The Michigan Supreme Court will hear oral arguments this afternoon regarding a state policy supported by MCC to reimburse nonpublic schools for dozens of state-mandated expenses that include protections for safe water, lock-down training and immunization records, among others. At issue is whether or not Article 8, Section 2 of the Michigan Constitution (known as the “Blaine Amendment”) approved at the ballot in 1970 allows for the state to reimburse nonpublic schools for expenses unrelated to education, instruction or curriculum.
Today Governor Gretchen Whitmer vetoed from the state’s 2020–2021 fiscal year budget a $100 placeholder that would fund an appropriation to reimburse nonpublic schools for health and safety regulations mandated by the State of Michigan. Michigan Catholic Conference responded with the comments below, stating that while the veto was expected, “just and fair, it certainly was not.”
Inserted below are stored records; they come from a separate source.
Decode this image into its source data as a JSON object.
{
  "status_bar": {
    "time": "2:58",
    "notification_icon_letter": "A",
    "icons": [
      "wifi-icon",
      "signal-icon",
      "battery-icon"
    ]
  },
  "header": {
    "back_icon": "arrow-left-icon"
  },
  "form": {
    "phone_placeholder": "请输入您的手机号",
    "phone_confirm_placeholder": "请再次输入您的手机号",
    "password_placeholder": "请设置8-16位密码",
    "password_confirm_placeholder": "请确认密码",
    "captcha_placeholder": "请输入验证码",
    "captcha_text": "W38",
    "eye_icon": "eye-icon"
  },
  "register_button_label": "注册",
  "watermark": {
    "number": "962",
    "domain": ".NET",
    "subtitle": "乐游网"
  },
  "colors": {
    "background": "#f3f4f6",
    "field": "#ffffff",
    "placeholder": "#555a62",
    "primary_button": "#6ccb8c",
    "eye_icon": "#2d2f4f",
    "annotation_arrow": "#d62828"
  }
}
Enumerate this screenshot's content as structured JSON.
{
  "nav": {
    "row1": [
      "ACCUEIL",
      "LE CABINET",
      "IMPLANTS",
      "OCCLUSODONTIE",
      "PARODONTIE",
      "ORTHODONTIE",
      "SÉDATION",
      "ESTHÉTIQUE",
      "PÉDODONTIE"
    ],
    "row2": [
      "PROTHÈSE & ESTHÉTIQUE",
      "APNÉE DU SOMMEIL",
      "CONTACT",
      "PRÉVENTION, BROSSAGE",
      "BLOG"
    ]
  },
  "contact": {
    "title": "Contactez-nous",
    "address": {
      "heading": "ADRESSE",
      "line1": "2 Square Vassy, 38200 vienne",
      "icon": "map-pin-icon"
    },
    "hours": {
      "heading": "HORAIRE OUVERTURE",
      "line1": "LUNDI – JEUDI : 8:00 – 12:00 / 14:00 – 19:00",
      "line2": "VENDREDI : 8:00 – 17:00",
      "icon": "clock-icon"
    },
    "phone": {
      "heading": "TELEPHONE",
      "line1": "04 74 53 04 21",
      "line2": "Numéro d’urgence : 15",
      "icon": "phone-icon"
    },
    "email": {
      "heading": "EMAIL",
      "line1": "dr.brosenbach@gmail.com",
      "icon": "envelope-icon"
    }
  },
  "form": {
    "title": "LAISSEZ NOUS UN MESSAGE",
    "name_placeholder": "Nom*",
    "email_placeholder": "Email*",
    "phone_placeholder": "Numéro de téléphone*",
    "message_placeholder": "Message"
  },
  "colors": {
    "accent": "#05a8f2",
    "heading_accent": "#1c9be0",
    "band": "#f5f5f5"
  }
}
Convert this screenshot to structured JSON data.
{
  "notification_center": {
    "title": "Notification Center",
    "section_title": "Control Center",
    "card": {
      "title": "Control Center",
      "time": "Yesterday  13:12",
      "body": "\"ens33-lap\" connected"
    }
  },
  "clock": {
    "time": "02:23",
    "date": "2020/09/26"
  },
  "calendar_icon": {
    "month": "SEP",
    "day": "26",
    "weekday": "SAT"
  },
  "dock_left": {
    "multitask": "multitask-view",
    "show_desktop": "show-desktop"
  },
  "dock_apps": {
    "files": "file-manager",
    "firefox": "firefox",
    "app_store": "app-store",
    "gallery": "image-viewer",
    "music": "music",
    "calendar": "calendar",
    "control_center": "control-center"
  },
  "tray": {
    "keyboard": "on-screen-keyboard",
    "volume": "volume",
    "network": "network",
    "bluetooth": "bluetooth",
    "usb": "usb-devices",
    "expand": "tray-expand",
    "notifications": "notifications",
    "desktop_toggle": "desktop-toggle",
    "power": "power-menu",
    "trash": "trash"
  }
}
As the level of civility and respect for others with differing opinions has diminished with each passing political campaign season, Michigan Catholic Conference (MCC) has undertaken an advertising effort encouraging Catholics and residents of the state to pledge civility, clarity, and compassion when discussing and debating candidates and politics. To promote the nonpartisan Civilize It effort, a one-minute television commercial featuring a diverse range of Catholics taking the pledge has been produced and will begin to run today in various television markets across Michigan.
Michigan Catholic Conference released the following comments after a federal judge ruled against the U.S. Department of Education’s rule clarifying CARES Act funding to nonpublic schools to help deal with the impact of COVID-19. As an ardent supporter of nonpublic schools and school choice both in Michigan and across the country, MCC provided for the California court an amicus brief in support of the federal policy.
In an effort to support the funding provisions of the federal CARES Act that recognizes the impact of COVID-19 on all students, Michigan Catholic Conference has joined a legal brief filed today in federal court opposing national litigation from Attorney General Dana Nessel, Governor Gretchen Whitmer and Superintendent of Instruction Dr. Michael Rice that seeks to withhold millions of CARES Act dollars earmarked for nonpublic schools in Michigan and across the country.
Right to Life of Michigan has announced that it is ending its effort to place citizen-initiated legislation before the Michigan House of Representatives and State Senate that would prohibit the second trimester dismemberment abortion procedure due to an insufficient number of valid signatures. According to MCC: “It goes without saying that after countless hours and with myriad people volunteering at hundreds of Catholic parishes across the state to collect signatures that this outcome is disappointing. Each and every person who assisted in this petition drive is cherished and thanked.”
Governor Gretchen Whitmer, Attorney General Dana Nessel, and State Superintendent Michael Rice announced a lawsuit against the U.S. Department of Education, seeking to withhold needed pandemic relief from Michigan students in nonpublic schools. MCC decried the action’s utter disregard for families and students, simply because of the school they attend.